• DIRECTIONS:
In the records, each line holding "Открыть" must be reported.

• Component data from apps and pages:
- - - - - - -

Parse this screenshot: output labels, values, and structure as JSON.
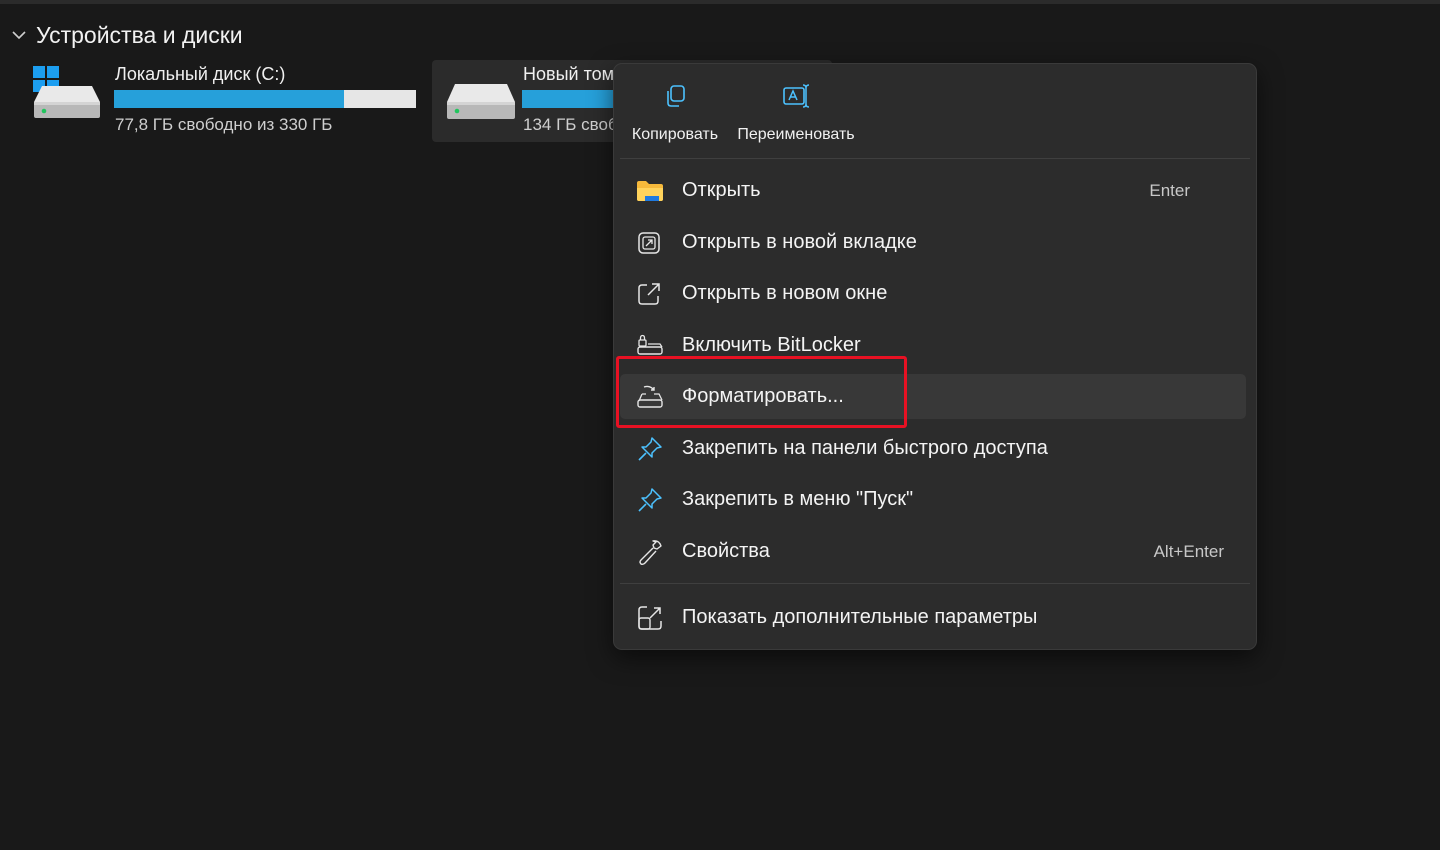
{
  "section": {
    "title": "Устройства и диски",
    "chevron_icon": "chevron-down-icon"
  },
  "drives": [
    {
      "name": "Локальный диск (C:)",
      "free_text": "77,8 ГБ свободно из 330 ГБ",
      "used_fraction": 0.76,
      "icon": "windows-drive-icon"
    },
    {
      "name": "Новый том",
      "free_text": "134 ГБ своб",
      "used_fraction": 0.5,
      "icon": "drive-icon"
    }
  ],
  "context_menu": {
    "quick_actions": [
      {
        "label": "Копировать",
        "icon": "copy-icon"
      },
      {
        "label": "Переименовать",
        "icon": "rename-icon"
      }
    ],
    "items": [
      {
        "label": "Открыть",
        "shortcut": "Enter",
        "icon": "folder-icon"
      },
      {
        "label": "Открыть в новой вкладке",
        "shortcut": "",
        "icon": "new-tab-icon"
      },
      {
        "label": "Открыть в новом окне",
        "shortcut": "",
        "icon": "new-window-icon"
      },
      {
        "label": "Включить BitLocker",
        "shortcut": "",
        "icon": "bitlocker-icon"
      },
      {
        "label": "Форматировать...",
        "shortcut": "",
        "icon": "format-icon",
        "selected": true
      },
      {
        "label": "Закрепить на панели быстрого доступа",
        "shortcut": "",
        "icon": "pin-icon"
      },
      {
        "label": "Закрепить в меню \"Пуск\"",
        "shortcut": "",
        "icon": "pin-icon"
      },
      {
        "label": "Свойства",
        "shortcut": "Alt+Enter",
        "icon": "wrench-icon"
      }
    ],
    "more_options": {
      "label": "Показать дополнительные параметры",
      "icon": "more-options-icon"
    }
  },
  "colors": {
    "background": "#191919",
    "menu_background": "#2c2c2c",
    "usage_bar": "#26a0da",
    "highlight_box": "#e81123",
    "accent_icon": "#4cc2ff"
  }
}
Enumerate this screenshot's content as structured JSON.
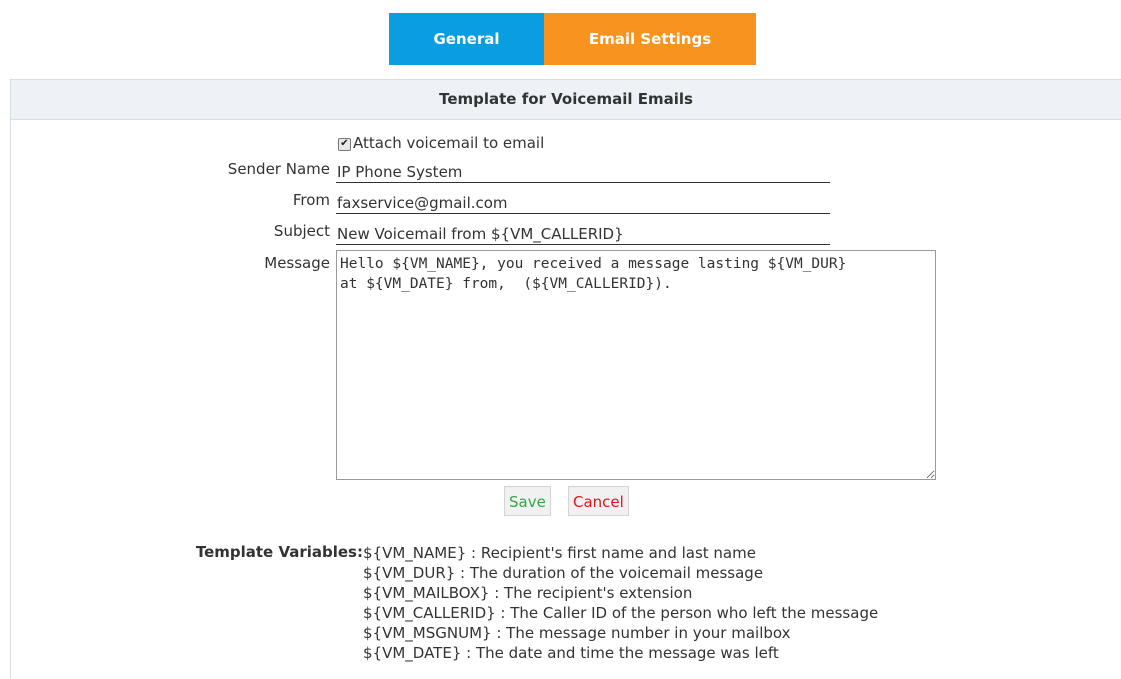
{
  "tabs": {
    "general_label": "General",
    "email_label": "Email Settings"
  },
  "panel": {
    "title": "Template for Voicemail Emails"
  },
  "form": {
    "attach_label": "Attach voicemail to email",
    "attach_checked": true,
    "sender_name_label": "Sender Name",
    "sender_name_value": "IP Phone System",
    "from_label": "From",
    "from_value": "faxservice@gmail.com",
    "subject_label": "Subject",
    "subject_value": "New Voicemail from ${VM_CALLERID}",
    "message_label": "Message",
    "message_value": "Hello ${VM_NAME}, you received a message lasting ${VM_DUR}\nat ${VM_DATE} from,  (${VM_CALLERID})."
  },
  "buttons": {
    "save_label": "Save",
    "cancel_label": "Cancel"
  },
  "template_variables": {
    "label": "Template Variables:",
    "items": [
      "${VM_NAME} : Recipient's first name and last name",
      "${VM_DUR} : The duration of the voicemail message",
      "${VM_MAILBOX} : The recipient's extension",
      "${VM_CALLERID} : The Caller ID of the person who left the message",
      "${VM_MSGNUM} : The message number in your mailbox",
      "${VM_DATE} : The date and time the message was left"
    ]
  },
  "colors": {
    "tab_general": "#0a9ee0",
    "tab_email": "#f7931e",
    "save_text": "#2ea845",
    "cancel_text": "#e3131b",
    "header_bg": "#eef2f7"
  }
}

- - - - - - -

• OUTPUT FOR THIS EXERCISE:
        "label": "Открыть",
        "label": "Открыть в новой вкладке",
        "label": "Открыть в новом окне",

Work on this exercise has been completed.